■ Dataset rows for apps and sites:

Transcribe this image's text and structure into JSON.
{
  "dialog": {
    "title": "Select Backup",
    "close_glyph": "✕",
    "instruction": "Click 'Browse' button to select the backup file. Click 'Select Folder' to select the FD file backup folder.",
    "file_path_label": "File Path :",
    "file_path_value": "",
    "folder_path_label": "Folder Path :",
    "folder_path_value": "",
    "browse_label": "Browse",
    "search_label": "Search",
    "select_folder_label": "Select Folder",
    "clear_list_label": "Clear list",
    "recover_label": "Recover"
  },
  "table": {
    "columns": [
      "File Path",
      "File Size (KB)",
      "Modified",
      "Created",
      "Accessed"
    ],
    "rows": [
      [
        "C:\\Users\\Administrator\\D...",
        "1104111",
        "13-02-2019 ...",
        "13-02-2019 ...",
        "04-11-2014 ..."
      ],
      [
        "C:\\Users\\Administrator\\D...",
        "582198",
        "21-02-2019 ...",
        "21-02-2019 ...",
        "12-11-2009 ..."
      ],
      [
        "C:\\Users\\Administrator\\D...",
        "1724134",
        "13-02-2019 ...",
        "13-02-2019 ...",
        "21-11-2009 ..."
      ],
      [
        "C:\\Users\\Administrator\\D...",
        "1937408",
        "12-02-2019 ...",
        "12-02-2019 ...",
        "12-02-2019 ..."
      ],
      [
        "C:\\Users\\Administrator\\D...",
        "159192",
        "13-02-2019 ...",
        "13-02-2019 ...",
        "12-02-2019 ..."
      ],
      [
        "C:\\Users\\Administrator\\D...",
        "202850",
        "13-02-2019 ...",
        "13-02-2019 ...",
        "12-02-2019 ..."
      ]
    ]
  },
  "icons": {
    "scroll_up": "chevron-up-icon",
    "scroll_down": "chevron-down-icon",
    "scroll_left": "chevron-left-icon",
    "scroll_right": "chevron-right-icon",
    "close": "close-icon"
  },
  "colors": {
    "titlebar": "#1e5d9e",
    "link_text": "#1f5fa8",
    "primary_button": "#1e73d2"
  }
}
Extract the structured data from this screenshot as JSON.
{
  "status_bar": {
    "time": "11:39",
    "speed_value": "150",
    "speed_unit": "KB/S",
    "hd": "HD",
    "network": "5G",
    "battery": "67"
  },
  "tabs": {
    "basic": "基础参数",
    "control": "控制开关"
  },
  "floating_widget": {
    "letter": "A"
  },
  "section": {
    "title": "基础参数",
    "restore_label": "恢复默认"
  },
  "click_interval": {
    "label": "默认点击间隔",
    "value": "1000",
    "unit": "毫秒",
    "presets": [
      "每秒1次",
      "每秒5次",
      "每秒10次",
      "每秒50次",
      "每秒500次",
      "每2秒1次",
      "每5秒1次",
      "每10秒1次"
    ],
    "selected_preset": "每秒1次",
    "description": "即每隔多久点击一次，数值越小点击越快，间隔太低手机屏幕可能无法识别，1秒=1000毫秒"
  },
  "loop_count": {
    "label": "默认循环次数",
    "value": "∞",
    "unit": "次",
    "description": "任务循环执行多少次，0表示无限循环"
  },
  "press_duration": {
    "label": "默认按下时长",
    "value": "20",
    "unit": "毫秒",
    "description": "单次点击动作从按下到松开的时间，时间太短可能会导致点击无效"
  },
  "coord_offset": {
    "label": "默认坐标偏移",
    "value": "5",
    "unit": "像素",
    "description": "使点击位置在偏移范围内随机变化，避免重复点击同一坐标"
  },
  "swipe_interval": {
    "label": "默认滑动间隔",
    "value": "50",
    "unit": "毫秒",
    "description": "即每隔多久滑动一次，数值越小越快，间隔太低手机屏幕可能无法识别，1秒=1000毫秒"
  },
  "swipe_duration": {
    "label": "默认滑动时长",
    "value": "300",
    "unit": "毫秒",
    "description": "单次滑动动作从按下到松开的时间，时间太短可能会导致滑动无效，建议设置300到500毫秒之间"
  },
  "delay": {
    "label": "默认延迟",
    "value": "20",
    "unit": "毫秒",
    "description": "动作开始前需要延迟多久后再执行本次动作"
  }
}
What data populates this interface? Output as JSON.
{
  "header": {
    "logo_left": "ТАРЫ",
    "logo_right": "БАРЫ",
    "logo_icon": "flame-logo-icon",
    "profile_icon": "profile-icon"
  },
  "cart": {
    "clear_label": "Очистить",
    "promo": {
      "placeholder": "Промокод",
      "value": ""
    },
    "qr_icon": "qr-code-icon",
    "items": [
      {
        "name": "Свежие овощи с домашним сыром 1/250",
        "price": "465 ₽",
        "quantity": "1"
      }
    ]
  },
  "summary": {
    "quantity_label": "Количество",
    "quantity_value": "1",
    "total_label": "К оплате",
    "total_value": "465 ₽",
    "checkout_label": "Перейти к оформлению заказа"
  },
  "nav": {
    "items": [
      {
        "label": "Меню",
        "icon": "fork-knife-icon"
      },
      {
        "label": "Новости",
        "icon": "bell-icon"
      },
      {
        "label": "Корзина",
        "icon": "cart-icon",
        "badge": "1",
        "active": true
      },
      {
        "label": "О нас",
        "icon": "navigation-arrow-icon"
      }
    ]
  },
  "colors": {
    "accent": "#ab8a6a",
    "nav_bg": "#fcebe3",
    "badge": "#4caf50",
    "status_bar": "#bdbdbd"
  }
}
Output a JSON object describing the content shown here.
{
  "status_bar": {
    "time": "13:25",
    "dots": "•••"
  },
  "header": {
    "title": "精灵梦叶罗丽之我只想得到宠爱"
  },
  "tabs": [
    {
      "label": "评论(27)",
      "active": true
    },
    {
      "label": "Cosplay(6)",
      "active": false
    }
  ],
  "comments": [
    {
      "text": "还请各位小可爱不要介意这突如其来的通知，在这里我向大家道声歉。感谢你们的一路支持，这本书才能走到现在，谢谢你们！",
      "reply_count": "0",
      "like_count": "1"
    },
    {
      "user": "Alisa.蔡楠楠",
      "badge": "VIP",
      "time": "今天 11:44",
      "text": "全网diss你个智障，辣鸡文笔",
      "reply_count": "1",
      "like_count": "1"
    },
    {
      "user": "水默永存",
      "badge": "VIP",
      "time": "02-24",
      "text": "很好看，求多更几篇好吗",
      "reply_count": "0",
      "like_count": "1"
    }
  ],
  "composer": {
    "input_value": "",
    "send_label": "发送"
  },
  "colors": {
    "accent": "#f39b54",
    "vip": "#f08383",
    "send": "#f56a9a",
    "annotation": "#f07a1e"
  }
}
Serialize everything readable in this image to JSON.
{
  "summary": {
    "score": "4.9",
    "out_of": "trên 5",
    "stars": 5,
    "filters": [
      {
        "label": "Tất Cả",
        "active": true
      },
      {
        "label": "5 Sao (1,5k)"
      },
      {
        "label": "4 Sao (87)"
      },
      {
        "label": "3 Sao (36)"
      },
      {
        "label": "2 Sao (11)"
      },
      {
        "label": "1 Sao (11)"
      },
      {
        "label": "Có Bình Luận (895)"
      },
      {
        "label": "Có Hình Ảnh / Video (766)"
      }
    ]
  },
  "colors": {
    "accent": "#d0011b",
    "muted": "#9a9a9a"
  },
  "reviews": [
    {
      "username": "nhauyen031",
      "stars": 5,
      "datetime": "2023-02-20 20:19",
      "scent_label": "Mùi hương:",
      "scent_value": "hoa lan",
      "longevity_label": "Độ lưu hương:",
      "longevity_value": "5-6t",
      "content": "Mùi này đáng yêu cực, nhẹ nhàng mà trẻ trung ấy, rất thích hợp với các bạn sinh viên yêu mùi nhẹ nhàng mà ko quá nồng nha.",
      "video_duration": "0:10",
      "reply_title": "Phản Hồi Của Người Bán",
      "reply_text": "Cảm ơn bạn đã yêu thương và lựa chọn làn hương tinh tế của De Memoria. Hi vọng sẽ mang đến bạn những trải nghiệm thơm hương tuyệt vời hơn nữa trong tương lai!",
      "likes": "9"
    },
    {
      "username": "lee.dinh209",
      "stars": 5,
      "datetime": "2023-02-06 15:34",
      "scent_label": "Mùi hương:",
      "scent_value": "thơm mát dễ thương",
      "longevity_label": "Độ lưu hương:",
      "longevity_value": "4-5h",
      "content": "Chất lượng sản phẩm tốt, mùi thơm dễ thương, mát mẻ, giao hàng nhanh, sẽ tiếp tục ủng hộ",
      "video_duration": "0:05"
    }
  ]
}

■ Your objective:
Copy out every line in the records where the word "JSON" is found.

■ Finished task:
Transcribe this image's text and structure into JSON.
Extract the structured data from this screenshot as JSON.
What data populates this interface? Output as JSON.
Output a JSON object describing the content shown here.
Serialize everything readable in this image to JSON.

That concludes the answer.